The American Southern Gothic writer O’Connor and the English Romantic Blake might not seem to be complementary artists at first, but upon digging into both, it’s not long before their common interest in the split soul appears — and it’s no wonder these two authors have a special resonance for Bono. If in a fit of megalomaniacal art criticism, I might say Bono has been trying to articulate the contrary states of the soul since U2’s Day One, and in the mid-’80s O’Connor gave Bono an artistic conviction and an example to follow. I would think Bono felt empowered with more poetic license to present violence, with honesty and integrity, as a tool for redemption.

Oh Shadow Man: You came off the page for Bono once and then, most helpfully in 2017, you came again for Bono and for us. You helped us receive The Joshua Tree Tour 2017 and, with your blackness, you took us back to Blake, right back into the contrary states of the soul to prepare the way for U2’s Songs Of Experience. As Bono told Jon Pareles of The New York Times:

The core of Experience is — and this is cheeky! — ‘I can change the world, but I can’t change the world in me.’ And so you realize that the biggest obstacle in the way is yourself. There are things to rail against, and there are things that deserve your rage, and you must plot and conspire to overthrow them. But the most wily and fearsome of your enemies is going to turn out to be yourself. And that’s experience.
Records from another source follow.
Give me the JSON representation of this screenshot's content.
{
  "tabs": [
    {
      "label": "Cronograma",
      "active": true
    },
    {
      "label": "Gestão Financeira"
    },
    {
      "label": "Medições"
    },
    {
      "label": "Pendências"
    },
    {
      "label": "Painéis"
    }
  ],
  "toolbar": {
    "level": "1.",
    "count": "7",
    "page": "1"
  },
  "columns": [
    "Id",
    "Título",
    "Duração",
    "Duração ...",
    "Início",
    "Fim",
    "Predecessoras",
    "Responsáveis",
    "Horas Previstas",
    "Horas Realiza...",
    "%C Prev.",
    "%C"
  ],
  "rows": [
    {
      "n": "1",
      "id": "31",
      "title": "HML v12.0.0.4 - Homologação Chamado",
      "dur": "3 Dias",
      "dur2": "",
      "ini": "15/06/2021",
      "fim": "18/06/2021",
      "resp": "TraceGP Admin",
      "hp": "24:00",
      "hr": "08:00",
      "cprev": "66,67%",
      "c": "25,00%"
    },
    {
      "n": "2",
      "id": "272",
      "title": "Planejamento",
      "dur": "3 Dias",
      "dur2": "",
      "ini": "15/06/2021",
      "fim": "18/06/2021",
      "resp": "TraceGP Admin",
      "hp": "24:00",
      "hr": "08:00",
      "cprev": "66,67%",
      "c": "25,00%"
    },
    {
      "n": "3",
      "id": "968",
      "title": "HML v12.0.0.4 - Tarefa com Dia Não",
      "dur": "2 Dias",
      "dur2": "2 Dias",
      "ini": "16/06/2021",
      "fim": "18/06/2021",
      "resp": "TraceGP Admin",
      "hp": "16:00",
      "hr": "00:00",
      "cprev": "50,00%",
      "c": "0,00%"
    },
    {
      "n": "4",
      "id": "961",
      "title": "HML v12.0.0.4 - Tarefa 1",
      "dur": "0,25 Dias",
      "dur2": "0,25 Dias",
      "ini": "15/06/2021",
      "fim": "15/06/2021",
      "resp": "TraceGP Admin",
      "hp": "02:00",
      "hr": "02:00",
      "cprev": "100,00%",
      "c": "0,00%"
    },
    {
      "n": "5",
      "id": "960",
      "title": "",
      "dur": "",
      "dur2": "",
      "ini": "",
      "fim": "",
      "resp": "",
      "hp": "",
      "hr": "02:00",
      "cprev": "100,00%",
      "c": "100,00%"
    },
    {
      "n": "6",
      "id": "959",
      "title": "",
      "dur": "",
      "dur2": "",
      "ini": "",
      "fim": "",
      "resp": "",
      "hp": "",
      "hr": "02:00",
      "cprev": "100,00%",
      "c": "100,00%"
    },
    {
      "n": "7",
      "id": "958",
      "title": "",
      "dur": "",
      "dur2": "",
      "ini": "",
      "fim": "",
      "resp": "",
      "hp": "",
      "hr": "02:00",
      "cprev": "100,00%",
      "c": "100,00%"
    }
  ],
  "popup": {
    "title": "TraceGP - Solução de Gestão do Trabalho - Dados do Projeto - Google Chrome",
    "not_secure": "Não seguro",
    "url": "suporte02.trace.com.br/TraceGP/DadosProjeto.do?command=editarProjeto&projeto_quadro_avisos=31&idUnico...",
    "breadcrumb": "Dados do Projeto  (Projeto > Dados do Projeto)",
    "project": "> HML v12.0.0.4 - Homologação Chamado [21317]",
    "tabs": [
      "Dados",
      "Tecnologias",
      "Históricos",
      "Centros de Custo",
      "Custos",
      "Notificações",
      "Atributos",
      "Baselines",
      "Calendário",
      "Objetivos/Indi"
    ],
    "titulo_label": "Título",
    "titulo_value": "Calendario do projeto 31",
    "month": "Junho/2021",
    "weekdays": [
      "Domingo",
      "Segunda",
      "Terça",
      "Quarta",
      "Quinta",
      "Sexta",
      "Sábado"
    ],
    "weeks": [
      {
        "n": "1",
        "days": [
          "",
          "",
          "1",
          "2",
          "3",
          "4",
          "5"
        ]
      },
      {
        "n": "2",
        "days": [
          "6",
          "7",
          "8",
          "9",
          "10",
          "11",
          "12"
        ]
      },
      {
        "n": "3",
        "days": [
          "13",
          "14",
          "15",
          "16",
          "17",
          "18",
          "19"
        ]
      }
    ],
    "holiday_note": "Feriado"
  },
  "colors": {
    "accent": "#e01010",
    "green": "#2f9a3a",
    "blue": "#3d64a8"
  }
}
There might not be any lyrics directly referencing O’Connor on U2’s next album, but it’s no secret at all that Bono will sing again of the violence that dims our lives, that occasionally eclipses the sun, and that sometimes puts our world in darkness tonight. We’ll have new songs cast in the valley of the Shadow Man and U2 will help us sing our way to where we fear no evil.

(c) @U2/Calhoun, 2017.